Our reading today starts with the reminder to give back to God the first fruits. This is done to show our thanks and obedience. Even today we have our own practices of giving. The idea of bringing actual food as an offering doesn’t happen, at least in the culture I grew up. Instead, we give our money, a portion of the wealth God has blessed us with, as an offering.
When we bring our gifts, we should remember and declare, as is shown here, what God has done for us. He has surely rescued us from harm, given us great blessing, and loved us when we weren’t the most lovable. We all have a story. I’m sure there are many stories we can think of where God has intervened. We may not have realized it at the time, but looking back we know it had to be God. We should never forget how God has moved in our lives, just like Moses is telling the people to never forget Egypt and God’s hand of deliverance.
Moses continues to put specific laws in place for God’s people. It may be helpful to review the verse from Romans 10:4 that I quoted in our last reflection. Remember Paul’s words, “For Christ has already accomplished the purpose for which the law was given. As a result, all who believe in him are made right with God.” That’s not to say what we read here doesn’t have wisdom. It does. It came from God, after all.
Did any of these particular laws resonate with you? I was struck by verse 23, “But once you have voluntarily made a vow, be careful to fulfill your promise to the Lord your God.” No where does it say we must make vows or promises to God. In fact, to the contrary. It is not a sin to not make a vow. But we do find ourselves at time making claims that may or may not be doable. Keep in mind, too, that the text is referring to vows to the Lord.
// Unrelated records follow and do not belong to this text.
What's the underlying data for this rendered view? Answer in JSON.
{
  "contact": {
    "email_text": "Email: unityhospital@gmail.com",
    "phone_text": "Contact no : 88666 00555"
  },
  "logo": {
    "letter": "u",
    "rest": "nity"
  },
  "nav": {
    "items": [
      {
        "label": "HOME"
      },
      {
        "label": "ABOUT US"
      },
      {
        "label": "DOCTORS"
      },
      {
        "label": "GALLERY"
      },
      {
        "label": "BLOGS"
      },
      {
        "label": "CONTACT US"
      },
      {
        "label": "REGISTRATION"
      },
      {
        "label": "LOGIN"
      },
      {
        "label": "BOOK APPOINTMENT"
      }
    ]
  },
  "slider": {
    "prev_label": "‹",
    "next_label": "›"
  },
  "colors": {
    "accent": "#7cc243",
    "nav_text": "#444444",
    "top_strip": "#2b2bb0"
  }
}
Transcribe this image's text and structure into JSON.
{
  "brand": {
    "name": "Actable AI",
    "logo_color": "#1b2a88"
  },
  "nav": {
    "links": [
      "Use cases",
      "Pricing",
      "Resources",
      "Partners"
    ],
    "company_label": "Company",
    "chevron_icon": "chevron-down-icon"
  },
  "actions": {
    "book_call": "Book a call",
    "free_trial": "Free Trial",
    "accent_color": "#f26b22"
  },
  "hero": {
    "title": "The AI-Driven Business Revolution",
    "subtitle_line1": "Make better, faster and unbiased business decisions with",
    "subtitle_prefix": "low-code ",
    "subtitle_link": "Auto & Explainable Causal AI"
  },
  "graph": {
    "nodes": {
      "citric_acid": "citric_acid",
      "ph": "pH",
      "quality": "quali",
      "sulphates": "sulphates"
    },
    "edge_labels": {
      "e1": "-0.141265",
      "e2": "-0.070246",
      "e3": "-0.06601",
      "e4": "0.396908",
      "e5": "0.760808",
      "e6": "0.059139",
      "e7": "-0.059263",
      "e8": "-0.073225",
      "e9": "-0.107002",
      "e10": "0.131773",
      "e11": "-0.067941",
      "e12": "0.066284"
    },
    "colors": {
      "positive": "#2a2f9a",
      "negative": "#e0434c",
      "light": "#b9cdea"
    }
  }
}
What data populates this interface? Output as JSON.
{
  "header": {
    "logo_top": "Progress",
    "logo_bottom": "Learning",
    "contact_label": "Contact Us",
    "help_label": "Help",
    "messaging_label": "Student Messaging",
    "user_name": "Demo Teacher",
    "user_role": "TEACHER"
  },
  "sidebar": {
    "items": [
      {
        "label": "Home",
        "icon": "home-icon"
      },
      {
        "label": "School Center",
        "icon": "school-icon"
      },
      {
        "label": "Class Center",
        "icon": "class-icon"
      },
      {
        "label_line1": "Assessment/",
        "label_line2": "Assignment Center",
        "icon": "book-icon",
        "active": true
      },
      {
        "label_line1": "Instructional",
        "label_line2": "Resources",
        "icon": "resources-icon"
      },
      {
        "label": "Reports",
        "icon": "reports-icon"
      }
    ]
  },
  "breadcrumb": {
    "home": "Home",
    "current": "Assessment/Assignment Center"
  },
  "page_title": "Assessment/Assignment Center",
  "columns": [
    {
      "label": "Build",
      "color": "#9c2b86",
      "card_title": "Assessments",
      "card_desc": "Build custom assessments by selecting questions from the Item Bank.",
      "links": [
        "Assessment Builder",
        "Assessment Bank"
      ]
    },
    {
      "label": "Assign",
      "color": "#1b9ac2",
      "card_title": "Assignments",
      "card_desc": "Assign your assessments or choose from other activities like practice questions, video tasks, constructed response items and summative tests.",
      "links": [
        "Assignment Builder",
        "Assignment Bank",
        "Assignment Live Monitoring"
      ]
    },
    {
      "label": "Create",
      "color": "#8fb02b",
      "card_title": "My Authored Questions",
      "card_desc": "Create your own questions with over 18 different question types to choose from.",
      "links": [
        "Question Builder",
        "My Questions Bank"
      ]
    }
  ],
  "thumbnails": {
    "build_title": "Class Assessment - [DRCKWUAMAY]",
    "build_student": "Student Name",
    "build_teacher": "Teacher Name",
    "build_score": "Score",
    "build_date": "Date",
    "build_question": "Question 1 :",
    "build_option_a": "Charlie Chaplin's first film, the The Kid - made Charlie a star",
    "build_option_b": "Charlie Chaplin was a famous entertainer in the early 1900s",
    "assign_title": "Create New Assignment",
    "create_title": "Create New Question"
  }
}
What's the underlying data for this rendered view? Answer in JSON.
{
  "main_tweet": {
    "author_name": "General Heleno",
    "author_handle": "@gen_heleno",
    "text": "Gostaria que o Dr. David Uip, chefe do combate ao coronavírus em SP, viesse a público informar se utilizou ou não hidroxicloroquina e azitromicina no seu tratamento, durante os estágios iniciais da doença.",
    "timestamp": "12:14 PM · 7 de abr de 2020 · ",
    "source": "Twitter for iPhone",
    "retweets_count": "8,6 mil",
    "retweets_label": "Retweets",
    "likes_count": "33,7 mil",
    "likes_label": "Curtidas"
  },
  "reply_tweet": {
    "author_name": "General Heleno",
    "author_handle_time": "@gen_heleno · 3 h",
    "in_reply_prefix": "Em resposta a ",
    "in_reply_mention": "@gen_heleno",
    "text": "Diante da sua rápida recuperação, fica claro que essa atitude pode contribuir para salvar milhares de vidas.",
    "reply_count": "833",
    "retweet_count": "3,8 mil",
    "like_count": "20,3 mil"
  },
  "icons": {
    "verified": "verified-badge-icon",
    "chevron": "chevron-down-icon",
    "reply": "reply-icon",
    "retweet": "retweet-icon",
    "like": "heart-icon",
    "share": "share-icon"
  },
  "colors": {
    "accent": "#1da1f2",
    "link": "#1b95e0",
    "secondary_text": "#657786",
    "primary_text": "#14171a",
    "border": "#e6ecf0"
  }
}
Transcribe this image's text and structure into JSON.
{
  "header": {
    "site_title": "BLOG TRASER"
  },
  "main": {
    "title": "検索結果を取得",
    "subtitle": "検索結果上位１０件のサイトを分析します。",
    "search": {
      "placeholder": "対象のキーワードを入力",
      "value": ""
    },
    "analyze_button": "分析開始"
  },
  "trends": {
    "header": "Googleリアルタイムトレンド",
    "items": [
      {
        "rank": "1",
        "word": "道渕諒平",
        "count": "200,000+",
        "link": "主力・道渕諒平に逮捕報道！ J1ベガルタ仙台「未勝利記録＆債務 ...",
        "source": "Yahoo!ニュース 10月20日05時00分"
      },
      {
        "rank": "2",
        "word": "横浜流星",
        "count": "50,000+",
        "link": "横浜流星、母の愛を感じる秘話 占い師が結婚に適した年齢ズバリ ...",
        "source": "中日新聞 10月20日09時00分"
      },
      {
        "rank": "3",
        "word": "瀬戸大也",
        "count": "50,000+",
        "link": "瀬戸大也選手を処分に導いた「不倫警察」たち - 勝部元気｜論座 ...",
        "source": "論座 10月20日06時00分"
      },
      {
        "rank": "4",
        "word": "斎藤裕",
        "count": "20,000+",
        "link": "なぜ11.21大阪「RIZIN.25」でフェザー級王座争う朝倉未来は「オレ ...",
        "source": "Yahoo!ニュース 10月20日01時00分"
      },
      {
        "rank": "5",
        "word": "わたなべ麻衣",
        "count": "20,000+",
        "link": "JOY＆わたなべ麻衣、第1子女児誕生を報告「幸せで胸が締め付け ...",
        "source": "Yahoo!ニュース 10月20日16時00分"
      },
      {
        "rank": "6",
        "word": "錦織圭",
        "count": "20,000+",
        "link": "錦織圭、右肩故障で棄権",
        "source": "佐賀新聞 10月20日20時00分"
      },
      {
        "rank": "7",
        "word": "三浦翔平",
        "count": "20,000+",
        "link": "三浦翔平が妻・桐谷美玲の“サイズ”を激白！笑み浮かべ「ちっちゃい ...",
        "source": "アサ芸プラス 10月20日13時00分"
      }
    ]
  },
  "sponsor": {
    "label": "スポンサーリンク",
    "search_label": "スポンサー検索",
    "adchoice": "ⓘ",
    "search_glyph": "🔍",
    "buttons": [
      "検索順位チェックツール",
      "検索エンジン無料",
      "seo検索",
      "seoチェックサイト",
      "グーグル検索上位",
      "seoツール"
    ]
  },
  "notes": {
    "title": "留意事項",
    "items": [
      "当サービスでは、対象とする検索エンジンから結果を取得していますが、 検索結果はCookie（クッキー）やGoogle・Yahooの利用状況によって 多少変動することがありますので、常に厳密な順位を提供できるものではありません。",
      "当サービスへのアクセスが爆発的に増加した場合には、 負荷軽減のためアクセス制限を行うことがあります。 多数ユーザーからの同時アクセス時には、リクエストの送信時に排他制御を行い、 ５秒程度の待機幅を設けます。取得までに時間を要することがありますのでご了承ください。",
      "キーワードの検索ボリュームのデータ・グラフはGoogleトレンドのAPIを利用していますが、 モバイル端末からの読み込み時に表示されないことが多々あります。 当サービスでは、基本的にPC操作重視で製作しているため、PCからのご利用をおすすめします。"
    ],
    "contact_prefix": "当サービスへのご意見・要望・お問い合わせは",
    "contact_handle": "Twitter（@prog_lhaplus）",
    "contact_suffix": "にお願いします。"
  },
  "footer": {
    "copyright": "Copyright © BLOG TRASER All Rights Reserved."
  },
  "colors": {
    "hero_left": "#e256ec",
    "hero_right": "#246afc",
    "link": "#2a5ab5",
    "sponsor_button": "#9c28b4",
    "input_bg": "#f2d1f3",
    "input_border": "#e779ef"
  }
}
Disappointment. Nobody likes to be disappointed. If you can
avoid it, never disappoint someone else. Today’s verse (14) says, “A
person who promises a gift but doesn’t give it is like clouds and wind that
bring no rain.” For a bit of context, think of how dry it is in Israel.
Yet there are farmers and people who live off the land. Imagine the joy when a
cloud appears in the sky. A cloud dark in appearance would seem to promise rain.
Imagine the let down when it passes over without a drop of rain having fallen. The
frustration is great.
I think we have all experienced disappointment in our life
at one time or another. We have relied on someone’s word, and they let us down.
I am taking the “gift” in this verse to mean any act of service or promise that
is made to benefit someone else. If I say I’ll arrive tomorrow to take you to
the store, I need to keep my word and show up at the appropriate time. If I don’t,
you will not only be upset you will not get the items you needed at the store.
How good is your word? When you say you are going to do something, do you get it done? Living in Mexico has really stretched us in this regard. The use of “mañana” means “tomorrow” or “sometime in the future.” David and I have always prided ourselves on being full of integrity. We want our word to mean something. If we are going to deviate from that spoken promise, we make every attempt to communicate the change. It is not necessarily the case here in the Mexican culture. Mañana is for sure sometime in the future, it’s just not a particular time you can rely on.
Did you know that Abraham waited 25 years from the time God promised to multiply his descendants until he had his first son? That was patience! That was obedience! That was God being true to his word. We can always be sure God will keep his promises.
There are many things in life we can not be sure of. You may have had a life experience when you were trusting in someone or something only to be hurt in some way. It’s not the same with God. I especially like the image of an anchor. “This hope is a strong and trustworthy anchor for our souls.” We can have confidence in this hope for God will not disappoint. We can be grounded in the truth that God loves us and has our best interest in mind. Continue reading “Hebrews 6:13-20 – God’s Promises”